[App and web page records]

##########

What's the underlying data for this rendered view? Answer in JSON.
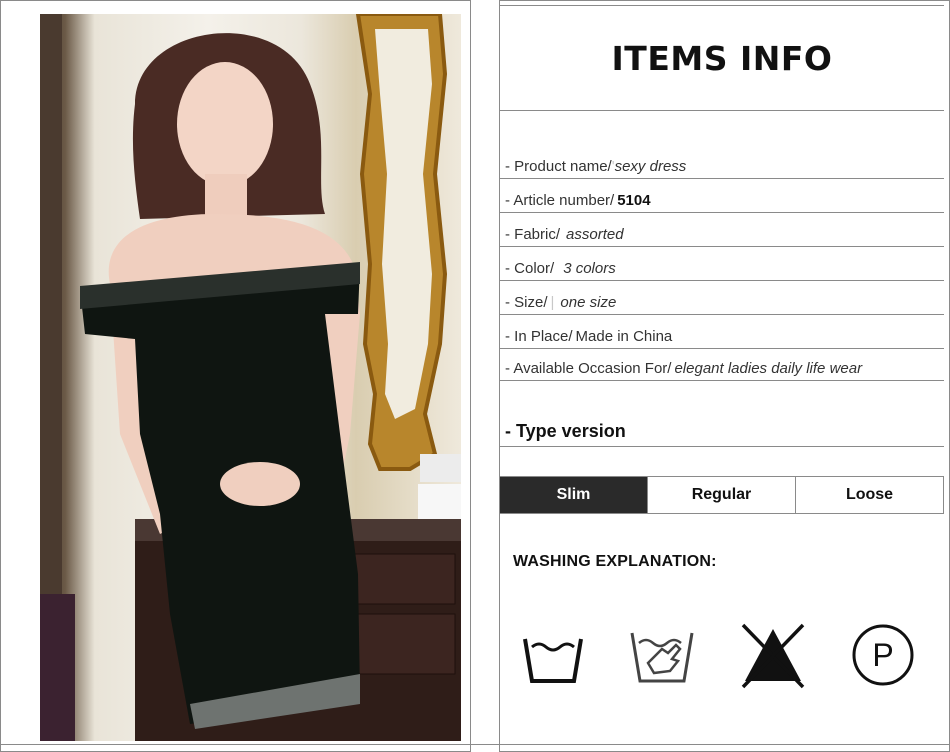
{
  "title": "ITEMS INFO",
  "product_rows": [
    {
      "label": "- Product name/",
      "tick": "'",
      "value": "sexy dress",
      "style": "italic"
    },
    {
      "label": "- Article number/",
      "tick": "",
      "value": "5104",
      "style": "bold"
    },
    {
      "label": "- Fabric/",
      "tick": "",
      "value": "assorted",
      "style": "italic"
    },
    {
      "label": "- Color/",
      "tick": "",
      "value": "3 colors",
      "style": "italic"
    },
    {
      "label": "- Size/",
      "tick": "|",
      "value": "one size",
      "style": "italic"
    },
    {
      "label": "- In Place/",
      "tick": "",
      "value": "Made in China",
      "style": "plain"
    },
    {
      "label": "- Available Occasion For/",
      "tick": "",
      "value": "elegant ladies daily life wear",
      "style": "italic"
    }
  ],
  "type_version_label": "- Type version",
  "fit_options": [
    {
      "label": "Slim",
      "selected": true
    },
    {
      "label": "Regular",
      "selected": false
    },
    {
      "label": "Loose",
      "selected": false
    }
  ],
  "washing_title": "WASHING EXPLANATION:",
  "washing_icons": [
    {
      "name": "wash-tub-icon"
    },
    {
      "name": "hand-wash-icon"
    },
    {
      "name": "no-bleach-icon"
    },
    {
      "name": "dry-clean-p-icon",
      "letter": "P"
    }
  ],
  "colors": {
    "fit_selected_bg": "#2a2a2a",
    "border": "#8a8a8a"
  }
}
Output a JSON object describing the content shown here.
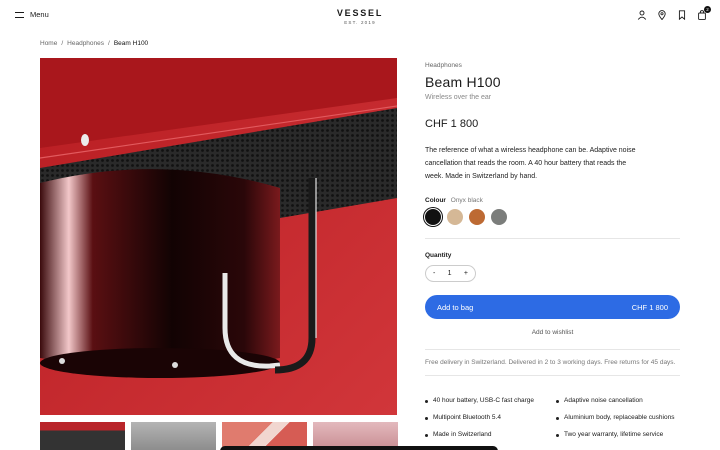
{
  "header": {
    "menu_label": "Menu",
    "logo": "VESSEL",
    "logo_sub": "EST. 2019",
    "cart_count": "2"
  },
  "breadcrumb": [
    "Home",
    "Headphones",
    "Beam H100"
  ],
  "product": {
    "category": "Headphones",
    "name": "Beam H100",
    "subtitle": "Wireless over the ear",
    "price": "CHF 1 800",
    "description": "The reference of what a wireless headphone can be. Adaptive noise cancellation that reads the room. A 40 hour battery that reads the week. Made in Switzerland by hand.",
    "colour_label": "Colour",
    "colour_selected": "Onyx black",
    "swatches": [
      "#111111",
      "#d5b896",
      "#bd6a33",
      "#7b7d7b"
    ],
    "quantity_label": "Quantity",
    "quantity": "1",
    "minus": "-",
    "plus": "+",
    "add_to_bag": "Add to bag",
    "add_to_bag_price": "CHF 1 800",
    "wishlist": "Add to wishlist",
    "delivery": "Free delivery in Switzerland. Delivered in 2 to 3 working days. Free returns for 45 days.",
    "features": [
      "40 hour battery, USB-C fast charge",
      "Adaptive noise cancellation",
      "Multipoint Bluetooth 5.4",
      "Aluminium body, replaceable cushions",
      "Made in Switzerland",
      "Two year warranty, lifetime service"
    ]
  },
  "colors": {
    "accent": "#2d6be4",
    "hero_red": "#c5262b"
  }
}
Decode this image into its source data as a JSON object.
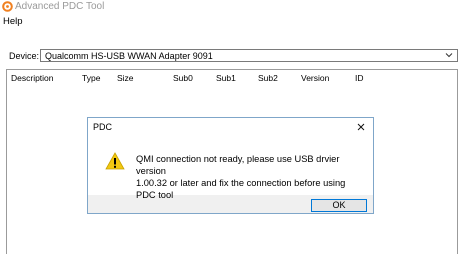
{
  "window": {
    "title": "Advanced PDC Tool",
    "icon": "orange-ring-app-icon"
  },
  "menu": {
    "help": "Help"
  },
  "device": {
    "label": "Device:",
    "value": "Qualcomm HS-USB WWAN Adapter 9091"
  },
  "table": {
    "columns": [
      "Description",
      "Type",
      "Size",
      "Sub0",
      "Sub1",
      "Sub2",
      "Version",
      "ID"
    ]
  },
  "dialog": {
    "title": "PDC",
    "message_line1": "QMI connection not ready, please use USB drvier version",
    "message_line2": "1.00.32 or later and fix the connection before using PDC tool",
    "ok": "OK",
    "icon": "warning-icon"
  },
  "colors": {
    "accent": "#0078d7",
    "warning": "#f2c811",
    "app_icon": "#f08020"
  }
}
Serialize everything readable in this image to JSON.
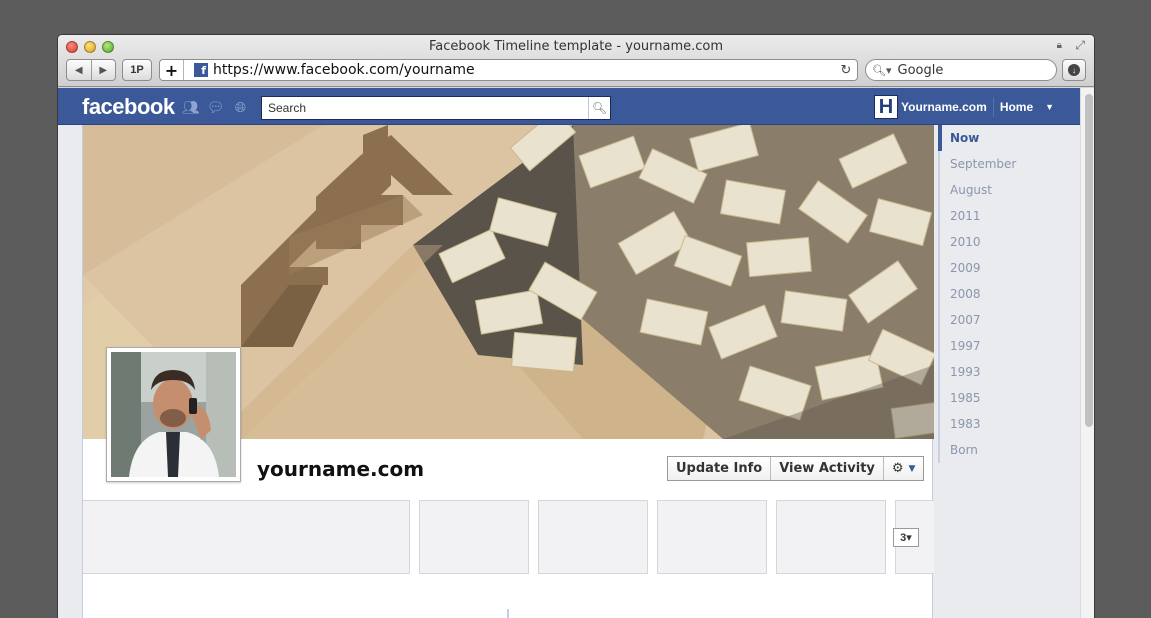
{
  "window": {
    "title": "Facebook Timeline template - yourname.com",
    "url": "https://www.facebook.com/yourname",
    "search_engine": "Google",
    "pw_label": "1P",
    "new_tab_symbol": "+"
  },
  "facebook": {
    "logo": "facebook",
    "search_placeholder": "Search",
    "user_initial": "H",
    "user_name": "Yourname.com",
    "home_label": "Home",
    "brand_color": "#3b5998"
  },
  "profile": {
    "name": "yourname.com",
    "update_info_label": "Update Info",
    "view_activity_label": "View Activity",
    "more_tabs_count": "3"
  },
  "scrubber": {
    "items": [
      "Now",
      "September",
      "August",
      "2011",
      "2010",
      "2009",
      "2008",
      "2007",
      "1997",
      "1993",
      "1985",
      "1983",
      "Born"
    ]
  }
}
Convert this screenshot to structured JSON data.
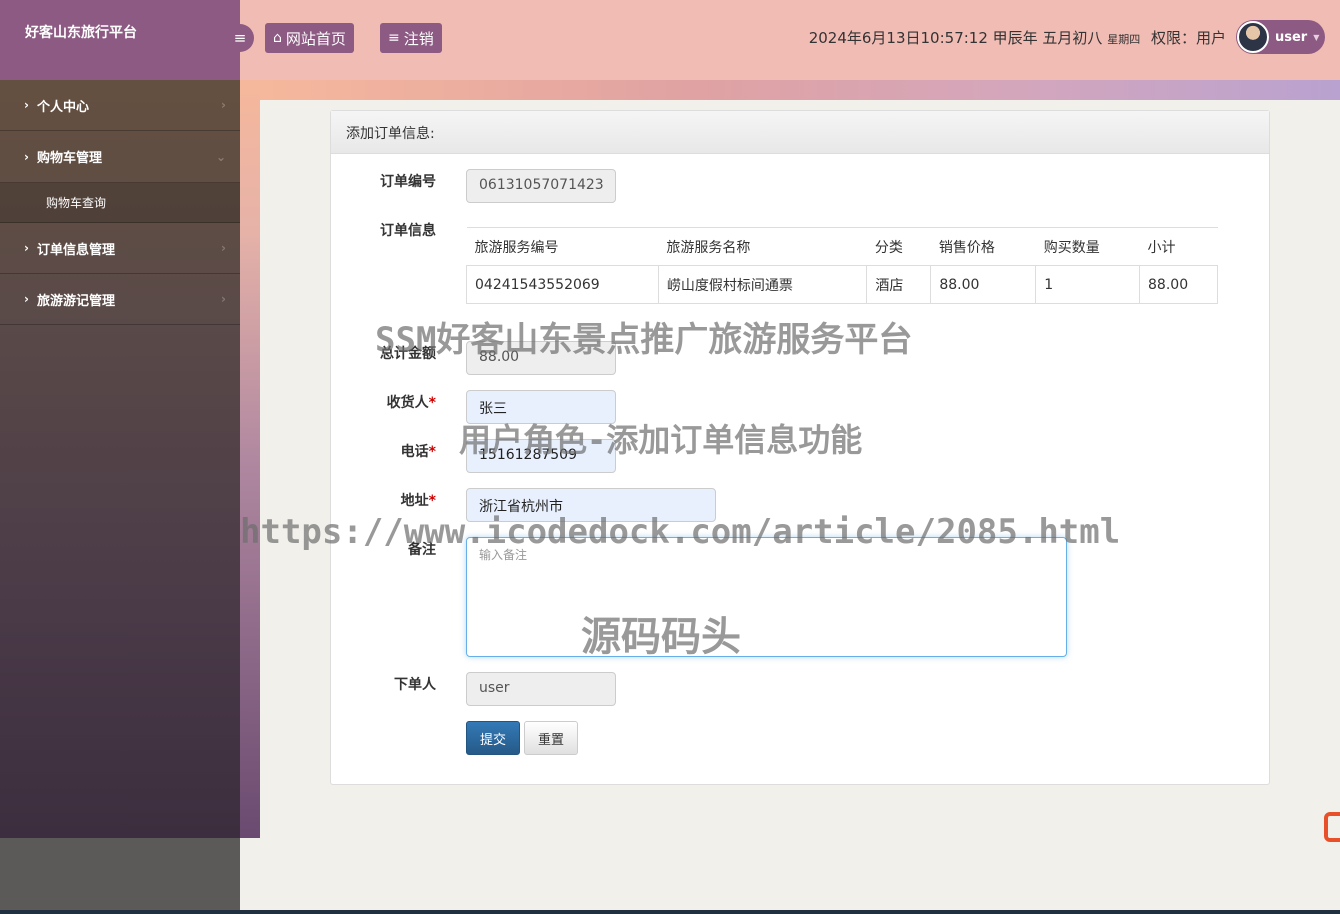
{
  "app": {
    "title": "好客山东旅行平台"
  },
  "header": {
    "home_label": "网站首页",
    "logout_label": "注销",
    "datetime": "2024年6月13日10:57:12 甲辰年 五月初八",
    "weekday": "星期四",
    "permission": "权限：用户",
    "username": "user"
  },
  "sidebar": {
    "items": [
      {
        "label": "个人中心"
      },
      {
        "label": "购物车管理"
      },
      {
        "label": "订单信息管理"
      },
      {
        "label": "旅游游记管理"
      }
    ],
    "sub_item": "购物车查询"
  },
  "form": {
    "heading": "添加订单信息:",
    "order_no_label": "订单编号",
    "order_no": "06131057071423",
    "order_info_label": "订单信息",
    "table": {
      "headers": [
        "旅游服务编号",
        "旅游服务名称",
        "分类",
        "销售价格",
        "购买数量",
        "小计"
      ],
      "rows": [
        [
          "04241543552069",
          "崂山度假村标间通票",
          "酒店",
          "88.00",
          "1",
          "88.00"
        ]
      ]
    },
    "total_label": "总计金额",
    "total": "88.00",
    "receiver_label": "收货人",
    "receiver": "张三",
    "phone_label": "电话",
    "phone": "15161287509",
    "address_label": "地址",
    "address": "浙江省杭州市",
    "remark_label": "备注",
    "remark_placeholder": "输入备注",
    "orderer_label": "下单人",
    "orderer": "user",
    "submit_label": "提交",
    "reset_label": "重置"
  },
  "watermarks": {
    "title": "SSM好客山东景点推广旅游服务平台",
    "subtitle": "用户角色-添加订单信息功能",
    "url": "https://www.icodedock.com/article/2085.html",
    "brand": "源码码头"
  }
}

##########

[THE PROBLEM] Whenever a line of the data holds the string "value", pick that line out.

[RESULT FOR THIS TASK]
      "value": "sexy dress",
      "value": "5104",
      "value": "assorted",
      "value": "3 colors",
      "value": "one size",
      "value": "Made in China",
      "value": "elegant ladies daily life wear",
    "value": "Qualcomm HS-USB WWAN Adapter 9091"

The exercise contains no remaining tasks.